A question that comes up repeatedly is the long term stability of recombinant budded baculovirus stocks. This is a particular issue now that most of them are generated using insect cells grown in serum-free medium. It has long been a mantra in virology that you should always have a little bit of protein in your virus suspension to help stabilise the virion structure or prevent non-specific binding to glass or plastic vessels. When all insect cell culture relied on the use of medium supplemented with bovine serum to aid growth this was not a problem. Now that we mostly use serum-free media, it is good practice to add bovine serum to a concentration of at least 2% after harvest of the virus stock. Some prefer to add this when the cell culture is originally inoculated with virus.
Of course, the presence of bovine serum in the virus stock may be undesirable for some purposes. In this event it is important to realise that the infectivity of the budded virus will decline quite rapidly – possible losing 90% over three months. This can be a particular problem when using baculovirus vectors that retain the virus-encoded cysteine protease or cathepsin gene.
To explain this further, it is necessary to consider the replication of baculoviruses in insect cells. Baculovirus genes are expressed in three major phases: early, late and very late. Moving swiftly past the early one, the late phase sees production of infectious virus particles, which bud from the plasma membrane. This phase also sees the production of the virus-encoded cathepsin. In nature, this protein plays a part with other proteins in liquefaction or melting of virus-infected insects to help release occlusion bodies in the terminal stages of replication. However, when using the baculovirus expression system in cell culture, it has the annoying side effect of affecting the stability of both protease-sensitive recombinant proteins and also the infectivity of virus stored in the absence of bovine serum.
Fortunately, if you use either flashBAC GOLD or flashBAC ULTRA, both of these virus DNAs lack the cathepsin gene. This means that recombinant viruses prepared using either system will not produce the virus-encoded protease that can degrade both your target protein and reduce virus infectivity on prolonged storage at 4°C.
You might wonder why a virus protease produced in the late phase of virus gene expression should be such a problem, given that the very late phase is when recombinant protein is synthesized, usually under the polyhedrin gene promoter control. However, the three phases of baculovirus gene expression overlap, with some early genes such as immediate early gene 1 expressed throughout infection. Late gene expression kicks in at about 8 hours post infection (hpi) and continues until at least 24 hpi. Very late gene expression initiates from about 15 hpi while the cell is still pumping out budded virus and producing the cathepsin, which is also quite stable. Therefore, protease activity is rampart throughout most of the late/very late infection phases. We could go into a lot more detail about its role in the native virus infection in insects, but that would be straying too far from the use of baculoviruses as expression vectors.

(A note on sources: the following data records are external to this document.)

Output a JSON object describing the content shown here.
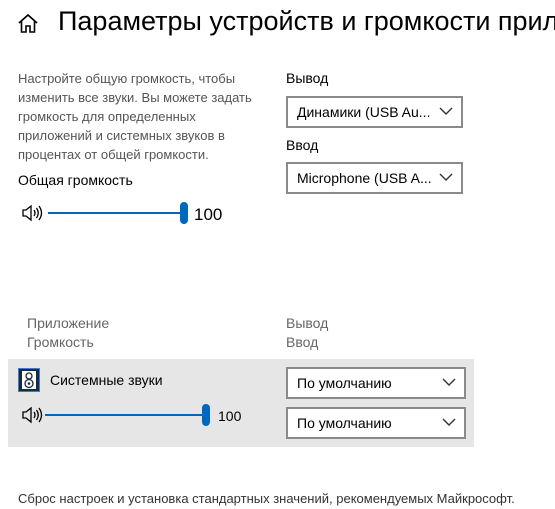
{
  "header": {
    "title": "Параметры устройств и громкости прил",
    "home_icon": "home-icon"
  },
  "master": {
    "description": "Настройте общую громкость, чтобы изменить все звуки. Вы можете задать громкость для определенных приложений и системных звуков в процентах от общей громкости.",
    "volume_label": "Общая громкость",
    "volume_value": "100",
    "volume_level": 100,
    "speaker_icon": "speaker-icon"
  },
  "devices": {
    "output_label": "Вывод",
    "output_value": "Динамики (USB Au...",
    "input_label": "Ввод",
    "input_value": "Microphone (USB A..."
  },
  "apps_table": {
    "col_app": "Приложение",
    "col_volume": "Громкость",
    "col_output": "Вывод",
    "col_input": "Ввод"
  },
  "apps": [
    {
      "name": "Системные звуки",
      "volume_value": "100",
      "volume_level": 100,
      "output_value": "По умолчанию",
      "input_value": "По умолчанию"
    }
  ],
  "footer": {
    "reset_text": "Сброс настроек и установка стандартных значений, рекомендуемых Майкрософт."
  },
  "colors": {
    "accent": "#0067c0",
    "row_background": "#e6e6e6"
  }
}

Once you have your virus stock(s) cryostorage at -70/80°C seems to preserve infectivity very well. We haven’t found any need to snap freeze budded virus stocks using dry ice/ethanol or liquid nitrogen, a procedure recommended for many enveloped viruses such as influenza. However, it won’t do any harm. If you have a need to use a particular recombinant virus on a regular basis it is efficient to freeze aliquots, thaw one for titration purposes and then assume that samples thawed subsequently retain the same infectious titre. Tests we have done show that a single freeze/thaw cycle does not affect the infectious titre significantly. It should be feasible, therefore, to store a reasonable volume of virus for several months and access it for protein production purposes as and when required.
Over the last few months we have covered a whole range of topics relevant to cell culture and generating recombinant viruses with defined infectious titres. It is probably about time to get to the sharp end of using these reagents for their intended purpose, namely the production of recombinant protein! Therefore, in our next blog we will start to address the various factors you should consider when optimization protein production by baculoviruses in insect cells.